Smart materials are a class of materials that have one or more properties that can be significantly changed in a controlled fashion by external stimuli, such as temperature, pressure, moisture, pH, electric or magnetic fields, or light. These materials are also known as responsive materials or intelligent materials, and they have a wide range of applications in various fields, including construction, automotive, aerospace, medical, and electronic devices.
One example of a smart material is piezoelectric material, which can generate an electric charge in response to applied mechanical stress. These materials have a wide range of applications, including sensors, actuators, and energy harvesters. For example, piezoelectric sensors can be used to measure pressure, force, acceleration, and strain, while piezoelectric actuators can be used to drive small mechanical devices, such as pumps, motors, and valves. In addition, piezoelectric materials can be used to generate electricity from ambient vibrations, such as footsteps or traffic, making them a potential source of renewable energy.
Another example of a smart material is shape memory alloy, which can return to a predetermined shape after being deformed. These materials have a unique property called "shape memory effect," which allows them to remember their original shape and return to it when subjected to a specific trigger, such as temperature or stress. Shape memory alloys are commonly used in a variety of applications, including medical devices, aerospace components, and consumer products. For example, shape memory alloys can be used to make self-expanding stents for coronary artery disease, which can be inserted into the artery in a compressed state and then expanded to the desired size once inside the body.
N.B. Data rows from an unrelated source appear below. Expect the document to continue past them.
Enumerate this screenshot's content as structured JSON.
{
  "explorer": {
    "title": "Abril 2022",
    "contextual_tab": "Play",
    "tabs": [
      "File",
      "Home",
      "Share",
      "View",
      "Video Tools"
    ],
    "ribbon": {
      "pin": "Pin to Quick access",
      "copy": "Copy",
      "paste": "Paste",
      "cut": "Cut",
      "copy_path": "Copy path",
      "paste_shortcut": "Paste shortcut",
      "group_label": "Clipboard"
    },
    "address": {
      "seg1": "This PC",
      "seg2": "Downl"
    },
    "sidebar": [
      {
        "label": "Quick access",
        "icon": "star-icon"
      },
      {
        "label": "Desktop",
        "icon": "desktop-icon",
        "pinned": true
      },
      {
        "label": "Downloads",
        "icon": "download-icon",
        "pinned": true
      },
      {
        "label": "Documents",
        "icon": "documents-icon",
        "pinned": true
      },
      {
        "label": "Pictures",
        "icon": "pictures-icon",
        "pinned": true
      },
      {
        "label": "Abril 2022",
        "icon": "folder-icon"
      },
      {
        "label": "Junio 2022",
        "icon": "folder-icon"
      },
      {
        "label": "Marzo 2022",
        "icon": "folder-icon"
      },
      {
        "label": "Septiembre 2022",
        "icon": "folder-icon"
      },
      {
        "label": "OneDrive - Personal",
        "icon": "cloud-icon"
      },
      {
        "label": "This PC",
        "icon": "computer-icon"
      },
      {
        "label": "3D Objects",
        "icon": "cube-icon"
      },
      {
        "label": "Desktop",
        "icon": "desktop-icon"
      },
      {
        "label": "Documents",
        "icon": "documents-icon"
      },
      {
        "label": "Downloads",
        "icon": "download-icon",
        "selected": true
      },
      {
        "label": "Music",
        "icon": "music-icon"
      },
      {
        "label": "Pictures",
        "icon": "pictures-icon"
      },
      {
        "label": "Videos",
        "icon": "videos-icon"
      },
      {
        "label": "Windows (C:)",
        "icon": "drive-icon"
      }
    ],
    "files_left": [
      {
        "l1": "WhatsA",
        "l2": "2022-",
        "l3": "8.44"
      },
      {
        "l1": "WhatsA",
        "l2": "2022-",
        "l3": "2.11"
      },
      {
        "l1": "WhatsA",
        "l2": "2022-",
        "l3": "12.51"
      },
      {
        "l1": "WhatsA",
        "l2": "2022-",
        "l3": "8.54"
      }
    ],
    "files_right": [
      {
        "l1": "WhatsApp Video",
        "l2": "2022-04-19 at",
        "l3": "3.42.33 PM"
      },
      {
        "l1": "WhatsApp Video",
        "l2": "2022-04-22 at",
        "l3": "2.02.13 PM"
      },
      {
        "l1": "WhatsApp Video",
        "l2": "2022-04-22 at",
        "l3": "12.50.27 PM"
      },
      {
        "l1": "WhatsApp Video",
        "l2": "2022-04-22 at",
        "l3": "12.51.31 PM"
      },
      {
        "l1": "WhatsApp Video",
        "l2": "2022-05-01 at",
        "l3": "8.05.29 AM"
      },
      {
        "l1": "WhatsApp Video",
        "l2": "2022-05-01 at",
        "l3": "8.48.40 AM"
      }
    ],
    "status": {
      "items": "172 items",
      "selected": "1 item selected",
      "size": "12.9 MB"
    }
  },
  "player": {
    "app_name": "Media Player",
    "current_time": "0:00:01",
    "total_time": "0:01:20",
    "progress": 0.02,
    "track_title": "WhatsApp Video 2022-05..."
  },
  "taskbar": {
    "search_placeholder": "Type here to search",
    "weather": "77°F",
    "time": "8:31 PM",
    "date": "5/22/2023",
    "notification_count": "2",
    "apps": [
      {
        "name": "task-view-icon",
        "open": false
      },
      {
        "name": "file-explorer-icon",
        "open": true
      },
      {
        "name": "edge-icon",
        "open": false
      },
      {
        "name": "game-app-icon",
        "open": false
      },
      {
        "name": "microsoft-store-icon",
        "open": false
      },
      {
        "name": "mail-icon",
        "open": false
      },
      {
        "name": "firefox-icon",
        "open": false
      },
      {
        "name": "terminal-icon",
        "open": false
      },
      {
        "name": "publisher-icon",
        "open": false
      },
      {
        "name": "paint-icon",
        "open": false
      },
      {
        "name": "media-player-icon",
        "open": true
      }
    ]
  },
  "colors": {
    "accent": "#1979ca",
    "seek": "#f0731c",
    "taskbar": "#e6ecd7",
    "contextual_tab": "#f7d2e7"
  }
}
Another type of smart material is thermochromic material, which changes color in response to changes in temperature. These materials have a wide range of applications, including temperature indicators, safety labels, and decorative coatings. For example, thermochromic materials can be used to make temperature-sensitive cups, which change color when the liquid inside the cup reaches a certain temperature, alerting the user that the drink may be too hot to consume.
There are many other examples of smart materials, including magnetostrictive materials, which change shape in response to a magnetic field; electrochromic materials, which change color in response to an electric current; and self-healing materials, which can repair themselves after being damaged. These materials have the potential to revolutionize various industries by enabling the development of new technologies and products with novel properties and capabilities.
In conclusion, smart materials are a class of materials that have one or more properties that can be changed in a controlled fashion by external stimuli. These materials have a wide range of applications in various fields, including construction, automotive, aerospace, medical, and electronic devices. Some examples of smart materials include piezoelectric material, shape memory alloy, and thermochromic material. These materials have the potential to enable the development of new technologies and products with novel properties and capabilities.